According to witnesses and rebel sources, Russian planes struck regions near the northwestern Syrian city of Idlib on Sunday, signaling a new year flare-up for the last opposition-held stronghold.
High-altitude warplanes, identified as Russian Sukhoi aircraft by monitoring centers, dropped bombs on multiple towns and a water pumping station servicing the congested metropolis of Idlib, which has a population of more than a million people.
There was no immediate response from Russia or the Syrian army, which claims to be targeting the hideouts of extremist groups that govern the region but denies any strikes on civilians.
The city’s water utility service was shut down as a result of the strikes, according to a local official.
According to witnesses, the previous twenty-four hours’ worth of attacks in the rebel-held enclave have also targeted cattle and poultry farms near the Bab al Hawa border crossing with Turkey.

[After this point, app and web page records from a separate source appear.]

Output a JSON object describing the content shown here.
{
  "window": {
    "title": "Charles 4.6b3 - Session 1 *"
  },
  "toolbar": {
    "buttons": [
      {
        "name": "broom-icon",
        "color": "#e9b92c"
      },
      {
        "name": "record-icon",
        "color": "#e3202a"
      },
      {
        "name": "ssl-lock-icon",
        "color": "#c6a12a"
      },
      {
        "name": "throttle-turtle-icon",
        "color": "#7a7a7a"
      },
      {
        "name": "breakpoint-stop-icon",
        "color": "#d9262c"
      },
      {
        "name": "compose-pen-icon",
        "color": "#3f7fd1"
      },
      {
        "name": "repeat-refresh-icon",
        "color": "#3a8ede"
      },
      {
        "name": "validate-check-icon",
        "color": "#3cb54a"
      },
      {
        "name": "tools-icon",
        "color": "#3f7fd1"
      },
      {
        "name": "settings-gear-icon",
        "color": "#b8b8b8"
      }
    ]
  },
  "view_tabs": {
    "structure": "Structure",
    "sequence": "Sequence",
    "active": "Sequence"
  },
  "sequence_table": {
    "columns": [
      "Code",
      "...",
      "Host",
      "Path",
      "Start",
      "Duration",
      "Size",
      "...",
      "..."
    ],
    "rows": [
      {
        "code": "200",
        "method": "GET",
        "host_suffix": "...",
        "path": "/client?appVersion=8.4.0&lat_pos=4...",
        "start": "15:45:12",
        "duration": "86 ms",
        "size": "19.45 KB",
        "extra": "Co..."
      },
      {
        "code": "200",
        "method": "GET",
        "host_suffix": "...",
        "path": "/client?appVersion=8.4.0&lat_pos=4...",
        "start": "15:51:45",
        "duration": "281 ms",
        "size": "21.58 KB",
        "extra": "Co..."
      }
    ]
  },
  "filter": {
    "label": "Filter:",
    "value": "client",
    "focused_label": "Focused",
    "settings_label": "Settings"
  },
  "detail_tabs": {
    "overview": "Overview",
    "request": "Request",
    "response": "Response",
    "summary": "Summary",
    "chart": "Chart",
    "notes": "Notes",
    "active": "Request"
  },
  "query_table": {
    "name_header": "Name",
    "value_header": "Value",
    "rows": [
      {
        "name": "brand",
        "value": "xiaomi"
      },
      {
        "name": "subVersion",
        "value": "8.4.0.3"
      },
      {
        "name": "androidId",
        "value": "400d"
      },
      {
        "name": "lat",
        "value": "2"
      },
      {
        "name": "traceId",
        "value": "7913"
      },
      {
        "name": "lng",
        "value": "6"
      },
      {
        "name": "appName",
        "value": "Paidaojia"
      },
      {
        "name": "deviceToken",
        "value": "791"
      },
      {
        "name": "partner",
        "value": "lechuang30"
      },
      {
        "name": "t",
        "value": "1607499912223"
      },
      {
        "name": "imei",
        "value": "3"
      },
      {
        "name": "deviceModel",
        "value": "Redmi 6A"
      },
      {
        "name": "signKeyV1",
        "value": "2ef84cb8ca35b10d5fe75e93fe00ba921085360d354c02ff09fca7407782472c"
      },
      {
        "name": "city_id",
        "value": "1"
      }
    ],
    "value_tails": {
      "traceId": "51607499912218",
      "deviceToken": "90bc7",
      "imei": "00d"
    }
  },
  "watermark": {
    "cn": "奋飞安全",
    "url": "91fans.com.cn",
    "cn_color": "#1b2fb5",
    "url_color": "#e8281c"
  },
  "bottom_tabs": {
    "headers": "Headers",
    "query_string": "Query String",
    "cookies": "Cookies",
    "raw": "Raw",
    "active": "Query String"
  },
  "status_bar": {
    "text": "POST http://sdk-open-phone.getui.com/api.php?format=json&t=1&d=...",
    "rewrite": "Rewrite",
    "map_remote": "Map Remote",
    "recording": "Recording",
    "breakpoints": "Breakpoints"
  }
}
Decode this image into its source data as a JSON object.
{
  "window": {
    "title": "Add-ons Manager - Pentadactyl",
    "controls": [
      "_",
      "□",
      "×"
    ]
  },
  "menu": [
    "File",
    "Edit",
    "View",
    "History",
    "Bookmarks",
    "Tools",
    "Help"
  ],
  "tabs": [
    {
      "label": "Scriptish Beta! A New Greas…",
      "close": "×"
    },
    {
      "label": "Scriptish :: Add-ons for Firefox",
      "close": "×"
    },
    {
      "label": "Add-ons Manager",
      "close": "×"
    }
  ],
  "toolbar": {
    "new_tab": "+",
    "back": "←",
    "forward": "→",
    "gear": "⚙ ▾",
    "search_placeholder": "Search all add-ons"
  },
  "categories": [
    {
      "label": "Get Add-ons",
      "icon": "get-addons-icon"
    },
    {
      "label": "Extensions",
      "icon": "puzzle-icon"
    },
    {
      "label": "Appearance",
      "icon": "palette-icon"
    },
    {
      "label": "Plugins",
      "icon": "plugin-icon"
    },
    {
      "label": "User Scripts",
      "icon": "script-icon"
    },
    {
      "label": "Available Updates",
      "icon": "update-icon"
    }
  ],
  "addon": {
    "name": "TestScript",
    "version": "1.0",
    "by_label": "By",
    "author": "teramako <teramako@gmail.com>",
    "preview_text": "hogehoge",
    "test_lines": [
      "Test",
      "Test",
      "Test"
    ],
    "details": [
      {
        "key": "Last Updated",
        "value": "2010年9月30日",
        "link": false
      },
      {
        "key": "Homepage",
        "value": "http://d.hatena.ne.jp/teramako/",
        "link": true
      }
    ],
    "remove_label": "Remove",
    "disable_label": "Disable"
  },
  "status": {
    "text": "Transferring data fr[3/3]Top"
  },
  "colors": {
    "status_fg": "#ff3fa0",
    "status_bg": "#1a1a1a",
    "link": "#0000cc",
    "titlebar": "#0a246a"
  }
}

“The Russians are concentrating their efforts on infrastructure and economic assets.” “This is to exacerbate people’s misery,” said Abu Hazem Idlibi, an official in the rebel government.
Other targets included villages in the Jabal al-Zawiya region in the southern part of Idlib province, where residents and rescuers said there were no immediate reports of casualties.
A series of strikes after midnight on Saturday struck temporary shelters housing hundreds of displaced families in Jisr al Shuqhur, west of Idlib, killing two children and a mother and injuring ten people, according to the civil defense agency.
Since November, there has been a relative halt in air strikes as a fresh Russian-led campaign, followed by Turkish army deployments inside the enclave, raised the potential of a larger restart of hostilities.
A pact struck over two years ago between Russia, which backs Syrian President Bashar al Assad’s forces, and Turkey, which backs opposition groups, brought a halt to combat that had displaced over a million people in a matter of months.